[DESCRIPTION OF THE TASK] In the entries below, work out how many lines include "edit", and write only that number.

[DATASET ENTRIES]

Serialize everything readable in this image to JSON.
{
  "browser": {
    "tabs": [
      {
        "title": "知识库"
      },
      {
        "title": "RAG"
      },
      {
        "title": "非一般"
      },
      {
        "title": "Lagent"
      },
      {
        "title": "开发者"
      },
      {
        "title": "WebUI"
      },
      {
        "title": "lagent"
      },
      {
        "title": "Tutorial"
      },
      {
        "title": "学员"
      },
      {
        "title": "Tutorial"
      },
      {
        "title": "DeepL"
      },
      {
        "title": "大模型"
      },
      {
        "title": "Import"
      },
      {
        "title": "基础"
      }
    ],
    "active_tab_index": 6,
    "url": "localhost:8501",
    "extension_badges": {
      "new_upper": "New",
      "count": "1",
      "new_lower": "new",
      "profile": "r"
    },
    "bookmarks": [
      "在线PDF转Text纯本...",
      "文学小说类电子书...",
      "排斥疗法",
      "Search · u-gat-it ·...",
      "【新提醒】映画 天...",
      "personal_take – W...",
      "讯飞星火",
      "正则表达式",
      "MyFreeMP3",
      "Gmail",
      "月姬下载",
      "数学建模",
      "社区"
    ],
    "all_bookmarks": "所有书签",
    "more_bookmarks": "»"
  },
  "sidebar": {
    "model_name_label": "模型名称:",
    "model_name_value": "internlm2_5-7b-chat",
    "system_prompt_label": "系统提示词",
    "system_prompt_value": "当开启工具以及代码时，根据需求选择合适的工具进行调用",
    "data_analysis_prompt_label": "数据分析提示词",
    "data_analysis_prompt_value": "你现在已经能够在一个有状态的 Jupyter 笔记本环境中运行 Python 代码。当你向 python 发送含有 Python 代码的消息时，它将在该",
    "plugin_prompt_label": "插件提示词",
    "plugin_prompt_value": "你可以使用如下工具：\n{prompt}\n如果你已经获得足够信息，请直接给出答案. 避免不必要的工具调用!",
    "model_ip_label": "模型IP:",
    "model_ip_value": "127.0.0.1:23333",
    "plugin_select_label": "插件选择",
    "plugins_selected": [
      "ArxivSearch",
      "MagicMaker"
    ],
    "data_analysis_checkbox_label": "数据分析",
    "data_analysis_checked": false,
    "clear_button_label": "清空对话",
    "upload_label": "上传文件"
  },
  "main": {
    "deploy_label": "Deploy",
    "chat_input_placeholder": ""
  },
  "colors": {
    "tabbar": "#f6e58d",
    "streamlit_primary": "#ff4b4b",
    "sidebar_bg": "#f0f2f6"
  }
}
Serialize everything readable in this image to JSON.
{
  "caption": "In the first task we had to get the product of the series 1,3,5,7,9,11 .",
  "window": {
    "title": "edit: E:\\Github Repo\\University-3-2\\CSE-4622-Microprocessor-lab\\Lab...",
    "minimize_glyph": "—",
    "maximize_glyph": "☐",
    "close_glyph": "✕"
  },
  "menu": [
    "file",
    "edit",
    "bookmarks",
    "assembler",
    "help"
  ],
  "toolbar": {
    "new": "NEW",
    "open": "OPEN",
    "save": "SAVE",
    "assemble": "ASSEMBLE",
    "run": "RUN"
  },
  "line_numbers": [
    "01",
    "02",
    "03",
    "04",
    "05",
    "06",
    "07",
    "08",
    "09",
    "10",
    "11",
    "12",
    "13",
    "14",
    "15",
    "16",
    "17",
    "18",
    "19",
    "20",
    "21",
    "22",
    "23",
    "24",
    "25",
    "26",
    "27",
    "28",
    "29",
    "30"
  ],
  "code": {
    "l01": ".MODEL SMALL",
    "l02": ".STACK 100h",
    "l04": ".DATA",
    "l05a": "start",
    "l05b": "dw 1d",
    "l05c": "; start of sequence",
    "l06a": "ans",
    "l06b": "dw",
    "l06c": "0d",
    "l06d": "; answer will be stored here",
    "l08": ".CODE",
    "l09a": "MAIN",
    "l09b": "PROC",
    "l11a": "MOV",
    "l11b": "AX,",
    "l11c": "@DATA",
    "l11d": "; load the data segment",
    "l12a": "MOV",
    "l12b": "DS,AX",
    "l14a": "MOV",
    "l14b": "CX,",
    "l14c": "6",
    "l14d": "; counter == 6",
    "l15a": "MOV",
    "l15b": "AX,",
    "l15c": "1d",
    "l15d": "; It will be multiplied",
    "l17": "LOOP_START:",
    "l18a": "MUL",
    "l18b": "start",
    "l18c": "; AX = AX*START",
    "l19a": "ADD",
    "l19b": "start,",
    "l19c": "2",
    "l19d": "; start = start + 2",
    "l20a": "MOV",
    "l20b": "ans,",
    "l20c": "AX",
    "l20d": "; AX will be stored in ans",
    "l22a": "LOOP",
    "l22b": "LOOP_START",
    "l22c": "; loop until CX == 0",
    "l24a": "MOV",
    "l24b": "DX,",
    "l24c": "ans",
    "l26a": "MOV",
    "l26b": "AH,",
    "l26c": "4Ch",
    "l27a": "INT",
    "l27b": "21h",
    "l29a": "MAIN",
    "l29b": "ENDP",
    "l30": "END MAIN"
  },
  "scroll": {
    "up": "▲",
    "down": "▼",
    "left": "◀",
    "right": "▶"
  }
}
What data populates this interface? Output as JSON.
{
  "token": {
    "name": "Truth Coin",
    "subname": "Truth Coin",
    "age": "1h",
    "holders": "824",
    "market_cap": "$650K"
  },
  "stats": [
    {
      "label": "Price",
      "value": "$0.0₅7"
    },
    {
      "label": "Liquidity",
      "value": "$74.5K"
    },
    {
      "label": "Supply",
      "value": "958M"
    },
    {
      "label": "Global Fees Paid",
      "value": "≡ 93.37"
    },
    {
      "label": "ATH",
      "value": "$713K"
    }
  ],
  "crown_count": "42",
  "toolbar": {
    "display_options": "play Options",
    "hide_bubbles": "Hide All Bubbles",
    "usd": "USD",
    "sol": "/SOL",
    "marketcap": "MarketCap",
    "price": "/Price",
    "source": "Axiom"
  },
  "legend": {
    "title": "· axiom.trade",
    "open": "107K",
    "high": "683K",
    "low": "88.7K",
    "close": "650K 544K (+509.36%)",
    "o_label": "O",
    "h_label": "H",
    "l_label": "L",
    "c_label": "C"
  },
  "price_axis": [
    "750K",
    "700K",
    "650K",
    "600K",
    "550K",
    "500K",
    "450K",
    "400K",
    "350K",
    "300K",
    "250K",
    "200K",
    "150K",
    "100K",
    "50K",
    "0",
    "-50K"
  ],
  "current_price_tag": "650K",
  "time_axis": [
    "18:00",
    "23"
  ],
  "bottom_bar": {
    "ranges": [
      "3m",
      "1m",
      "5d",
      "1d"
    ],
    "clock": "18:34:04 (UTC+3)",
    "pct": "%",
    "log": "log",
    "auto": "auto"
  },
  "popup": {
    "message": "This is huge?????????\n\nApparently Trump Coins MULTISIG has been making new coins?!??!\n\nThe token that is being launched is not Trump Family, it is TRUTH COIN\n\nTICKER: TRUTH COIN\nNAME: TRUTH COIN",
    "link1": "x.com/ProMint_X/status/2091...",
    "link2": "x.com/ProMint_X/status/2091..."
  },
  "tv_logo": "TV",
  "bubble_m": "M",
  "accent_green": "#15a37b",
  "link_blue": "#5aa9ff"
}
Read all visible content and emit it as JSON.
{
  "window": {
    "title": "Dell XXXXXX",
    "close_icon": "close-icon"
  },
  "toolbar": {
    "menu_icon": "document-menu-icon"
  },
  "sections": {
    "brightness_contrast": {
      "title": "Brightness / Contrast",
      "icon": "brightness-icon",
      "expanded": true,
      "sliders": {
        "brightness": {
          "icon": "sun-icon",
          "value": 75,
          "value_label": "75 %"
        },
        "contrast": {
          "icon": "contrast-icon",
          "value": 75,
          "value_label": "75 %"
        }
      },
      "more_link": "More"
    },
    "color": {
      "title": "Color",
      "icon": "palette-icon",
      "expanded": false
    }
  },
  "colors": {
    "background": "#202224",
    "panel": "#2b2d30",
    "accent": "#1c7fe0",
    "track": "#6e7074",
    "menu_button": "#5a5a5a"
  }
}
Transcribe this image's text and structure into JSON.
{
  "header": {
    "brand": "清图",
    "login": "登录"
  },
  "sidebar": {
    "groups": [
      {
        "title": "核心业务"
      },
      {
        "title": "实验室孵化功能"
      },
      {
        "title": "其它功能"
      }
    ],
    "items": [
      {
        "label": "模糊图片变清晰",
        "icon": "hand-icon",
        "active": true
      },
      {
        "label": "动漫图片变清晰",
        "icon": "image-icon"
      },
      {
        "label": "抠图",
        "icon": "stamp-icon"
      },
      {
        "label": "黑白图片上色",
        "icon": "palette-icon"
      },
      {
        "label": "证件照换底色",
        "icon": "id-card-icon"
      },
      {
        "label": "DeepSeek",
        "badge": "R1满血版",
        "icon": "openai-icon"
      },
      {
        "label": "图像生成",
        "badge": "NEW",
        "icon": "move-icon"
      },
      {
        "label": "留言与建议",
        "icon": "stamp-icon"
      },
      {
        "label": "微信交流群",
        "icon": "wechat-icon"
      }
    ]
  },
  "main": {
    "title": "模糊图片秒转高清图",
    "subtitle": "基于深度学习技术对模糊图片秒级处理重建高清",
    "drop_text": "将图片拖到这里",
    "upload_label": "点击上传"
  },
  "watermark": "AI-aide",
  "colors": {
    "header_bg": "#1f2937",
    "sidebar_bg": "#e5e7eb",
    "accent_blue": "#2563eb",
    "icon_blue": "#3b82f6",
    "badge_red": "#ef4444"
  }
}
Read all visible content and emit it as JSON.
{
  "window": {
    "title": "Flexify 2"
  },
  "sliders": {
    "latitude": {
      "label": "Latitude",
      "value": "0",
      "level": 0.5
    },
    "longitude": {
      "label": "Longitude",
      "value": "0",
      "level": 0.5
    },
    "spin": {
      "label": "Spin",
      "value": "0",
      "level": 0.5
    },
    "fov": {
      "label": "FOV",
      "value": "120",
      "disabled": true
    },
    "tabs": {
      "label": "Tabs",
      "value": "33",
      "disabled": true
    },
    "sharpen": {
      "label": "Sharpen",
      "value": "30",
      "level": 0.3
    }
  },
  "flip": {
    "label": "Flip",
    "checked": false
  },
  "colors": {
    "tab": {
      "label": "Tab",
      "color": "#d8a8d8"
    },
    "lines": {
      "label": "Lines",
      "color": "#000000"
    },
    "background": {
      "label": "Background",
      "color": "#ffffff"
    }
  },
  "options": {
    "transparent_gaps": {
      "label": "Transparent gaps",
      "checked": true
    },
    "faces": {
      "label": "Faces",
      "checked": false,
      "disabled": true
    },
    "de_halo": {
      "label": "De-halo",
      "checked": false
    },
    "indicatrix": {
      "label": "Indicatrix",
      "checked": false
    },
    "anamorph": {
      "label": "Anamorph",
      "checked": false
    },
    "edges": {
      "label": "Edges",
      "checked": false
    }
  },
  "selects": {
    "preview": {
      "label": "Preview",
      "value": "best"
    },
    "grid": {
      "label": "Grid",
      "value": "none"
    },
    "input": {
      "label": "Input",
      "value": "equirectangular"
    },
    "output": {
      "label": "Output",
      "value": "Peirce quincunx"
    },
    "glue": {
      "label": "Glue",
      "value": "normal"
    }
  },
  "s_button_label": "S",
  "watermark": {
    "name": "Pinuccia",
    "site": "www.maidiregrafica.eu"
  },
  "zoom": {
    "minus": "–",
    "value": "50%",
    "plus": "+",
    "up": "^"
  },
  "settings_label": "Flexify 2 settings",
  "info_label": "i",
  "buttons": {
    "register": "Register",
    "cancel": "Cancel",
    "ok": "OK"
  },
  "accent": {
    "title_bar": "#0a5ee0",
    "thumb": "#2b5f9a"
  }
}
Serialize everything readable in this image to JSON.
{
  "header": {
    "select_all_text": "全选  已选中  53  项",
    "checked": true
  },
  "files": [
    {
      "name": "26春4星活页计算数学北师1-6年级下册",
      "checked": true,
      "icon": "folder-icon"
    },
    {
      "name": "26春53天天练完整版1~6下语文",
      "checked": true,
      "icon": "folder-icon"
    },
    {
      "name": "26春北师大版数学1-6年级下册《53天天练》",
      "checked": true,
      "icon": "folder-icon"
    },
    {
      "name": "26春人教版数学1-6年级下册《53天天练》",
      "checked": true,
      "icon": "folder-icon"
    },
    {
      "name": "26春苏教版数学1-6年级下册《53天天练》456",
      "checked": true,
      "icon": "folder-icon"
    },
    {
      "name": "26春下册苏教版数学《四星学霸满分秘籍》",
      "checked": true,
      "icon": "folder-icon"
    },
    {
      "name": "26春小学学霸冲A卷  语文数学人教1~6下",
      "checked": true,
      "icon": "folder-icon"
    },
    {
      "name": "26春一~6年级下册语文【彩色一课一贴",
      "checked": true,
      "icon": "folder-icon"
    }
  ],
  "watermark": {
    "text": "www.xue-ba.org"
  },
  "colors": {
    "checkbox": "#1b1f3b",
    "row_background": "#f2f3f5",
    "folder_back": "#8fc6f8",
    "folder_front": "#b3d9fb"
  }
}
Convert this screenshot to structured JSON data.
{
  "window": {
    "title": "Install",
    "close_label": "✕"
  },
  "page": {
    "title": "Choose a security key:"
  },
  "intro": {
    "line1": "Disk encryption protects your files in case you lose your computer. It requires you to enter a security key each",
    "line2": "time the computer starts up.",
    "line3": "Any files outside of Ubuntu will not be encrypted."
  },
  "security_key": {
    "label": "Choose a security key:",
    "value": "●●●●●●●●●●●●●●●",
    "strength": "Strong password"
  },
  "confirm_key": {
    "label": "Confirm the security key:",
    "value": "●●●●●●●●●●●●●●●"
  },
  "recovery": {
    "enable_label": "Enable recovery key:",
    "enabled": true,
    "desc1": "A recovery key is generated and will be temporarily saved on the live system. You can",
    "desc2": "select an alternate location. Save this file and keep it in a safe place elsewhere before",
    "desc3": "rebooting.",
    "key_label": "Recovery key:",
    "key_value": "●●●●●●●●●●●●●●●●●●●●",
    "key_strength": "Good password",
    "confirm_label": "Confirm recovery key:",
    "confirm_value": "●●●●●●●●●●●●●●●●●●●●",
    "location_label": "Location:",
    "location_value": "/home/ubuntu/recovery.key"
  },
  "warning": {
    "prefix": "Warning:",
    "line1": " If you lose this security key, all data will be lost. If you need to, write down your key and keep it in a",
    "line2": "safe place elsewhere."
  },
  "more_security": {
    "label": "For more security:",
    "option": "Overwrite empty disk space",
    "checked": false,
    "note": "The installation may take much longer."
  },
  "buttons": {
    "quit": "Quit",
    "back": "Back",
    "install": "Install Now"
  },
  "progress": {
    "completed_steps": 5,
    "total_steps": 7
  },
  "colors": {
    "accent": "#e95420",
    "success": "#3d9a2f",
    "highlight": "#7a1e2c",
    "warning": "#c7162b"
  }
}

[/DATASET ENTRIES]

[ANSWER] 2